“I have always, all of my life, been looking for help from a man,” we are told near the beginning of Elizabeth Hardwick’s subtle new book. “It has come many times and many more than not. This began early.” . . . “Sleepless Nights” is a novel, but it is a novel in which the subject is memory and to which the “I” whose memories are in question is entirely and deliberately the author: we recognize the events and addresses of Elizabeth Hardwick’s life not only from her earlier work, but from the poems of her husband, the late Robert Lowell. We study in another light the rainy afternoons and dyed satin shoes and high-school drunkenness of the Kentucky adolescence, the thin coats and yearnings toward home of the graduate years at Columbia, the households in Maine and Europe and on Marlborough Street in Boston and West 67th Street in New York. We are presented the entire itinerary, shown all the punched tickets and transfers. The result is less a “story about” or “of” a life than a shattered meditation on it, a work as evocative and difficult to place as Claude Levi-Strauss’s “Tristes Tropiques,” which it oddly recalls. The author observes of her enigmatic narrative: “It certainly hasn’t the drama of: I saw the old, white-bearded frigate master on the dock and signed up for the journey. But after all, ‘I’ am a woman.”

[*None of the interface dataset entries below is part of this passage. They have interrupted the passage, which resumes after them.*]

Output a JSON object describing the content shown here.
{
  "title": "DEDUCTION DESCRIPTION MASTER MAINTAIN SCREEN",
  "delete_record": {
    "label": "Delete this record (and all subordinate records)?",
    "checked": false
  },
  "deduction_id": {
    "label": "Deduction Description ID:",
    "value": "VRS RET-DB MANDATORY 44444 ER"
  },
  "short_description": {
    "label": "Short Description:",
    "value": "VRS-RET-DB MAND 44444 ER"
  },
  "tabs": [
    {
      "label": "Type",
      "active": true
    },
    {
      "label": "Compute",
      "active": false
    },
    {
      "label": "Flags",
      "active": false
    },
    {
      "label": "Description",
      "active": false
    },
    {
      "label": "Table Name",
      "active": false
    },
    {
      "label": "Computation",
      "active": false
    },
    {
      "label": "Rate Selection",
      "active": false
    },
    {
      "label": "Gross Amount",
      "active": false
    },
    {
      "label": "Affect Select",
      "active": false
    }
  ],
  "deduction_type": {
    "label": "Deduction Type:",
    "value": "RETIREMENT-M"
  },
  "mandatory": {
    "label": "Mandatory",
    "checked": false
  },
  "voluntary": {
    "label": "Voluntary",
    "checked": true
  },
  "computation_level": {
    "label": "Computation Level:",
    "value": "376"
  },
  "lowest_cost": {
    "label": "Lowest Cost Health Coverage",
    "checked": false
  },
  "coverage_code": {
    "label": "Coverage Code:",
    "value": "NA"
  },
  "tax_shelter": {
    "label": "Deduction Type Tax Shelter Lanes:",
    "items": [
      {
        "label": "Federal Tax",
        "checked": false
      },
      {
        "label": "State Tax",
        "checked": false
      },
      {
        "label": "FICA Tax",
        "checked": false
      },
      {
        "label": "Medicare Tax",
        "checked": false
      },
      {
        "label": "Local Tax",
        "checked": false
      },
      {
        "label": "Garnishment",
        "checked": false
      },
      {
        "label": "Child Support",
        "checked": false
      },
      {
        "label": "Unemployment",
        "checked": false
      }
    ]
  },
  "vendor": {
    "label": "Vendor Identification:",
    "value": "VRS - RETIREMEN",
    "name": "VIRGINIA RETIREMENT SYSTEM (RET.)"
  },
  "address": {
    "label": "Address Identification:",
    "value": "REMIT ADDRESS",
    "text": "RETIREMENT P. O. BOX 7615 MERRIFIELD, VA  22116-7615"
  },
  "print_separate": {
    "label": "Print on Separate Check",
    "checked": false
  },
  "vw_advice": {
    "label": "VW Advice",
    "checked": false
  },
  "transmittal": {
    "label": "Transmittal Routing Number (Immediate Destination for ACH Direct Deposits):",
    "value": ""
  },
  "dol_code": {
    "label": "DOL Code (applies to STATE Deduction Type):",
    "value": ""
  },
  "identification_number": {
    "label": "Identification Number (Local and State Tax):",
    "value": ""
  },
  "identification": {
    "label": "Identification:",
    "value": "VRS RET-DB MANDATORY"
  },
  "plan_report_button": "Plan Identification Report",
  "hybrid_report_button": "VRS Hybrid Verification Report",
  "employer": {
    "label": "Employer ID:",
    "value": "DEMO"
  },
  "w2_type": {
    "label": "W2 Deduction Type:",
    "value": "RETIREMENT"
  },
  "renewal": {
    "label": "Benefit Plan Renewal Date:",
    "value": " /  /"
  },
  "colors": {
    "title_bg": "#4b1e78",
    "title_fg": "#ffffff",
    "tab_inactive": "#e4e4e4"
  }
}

This strikes an interesting note, a balance of Oriental diffidence and exquisite contempt, of irony and direct statement, that exactly expresses the sensibility at work in “Sleepless Nights.” “But after all, ‘I’ am a woman.” Triste Tropique indeed. By way of suggesting his own intention, Levi-Strauss quoted Chateaubriand: “Every man carries within himself a world made up of all that he has seen and loved, and it is to this world that he returns, incessantly.” In certain ways, the mysterious and somnambulistic “difference” of being a woman has been, over 35 years, Elizabeth Hardwick’s great subject, the tropic to which she has returned incessantly: it colored both of her early novels, “The Ghostly Lover” in 1945 and “The Simple Truth” in 1955, as well as many of the essays collected in 1962 as “A View of My Own” and all of those published in 1974 as “Seduction and Betrayal: Women and Literature.”

Nabokov/Hardwick/Lispector (Books acquired, 7.21.2015)

I picked up Vladimir Nabokov’s novel Pale Fire on a weird whim. I mean, I quite literally passed by it in the bookshop I frequent; it was misshelved, or unshelved, really. Someone had left it in sci-fi, near the “Bs” (B-for-Ballard, if you must know). Pale Fire, eh? I thought. Can’t remember this one. Because I had never read it, somehow. An amazing novel, one I dove into after sampling a bit of Clarice Lispector’s Selected Cronicas (still sampling—this is one of those books that’s lovely to dip gently into between selections) and after failing to get through the first essay in Elizabeth Hardwick’s Seduction and Betrayal. Not sure if I can (should?) muster a “review” of Pale Fire, but it’s one of the better prepostmodern-postmodernist novels I’ve ever read—very very funny and a beautiful mindfuck.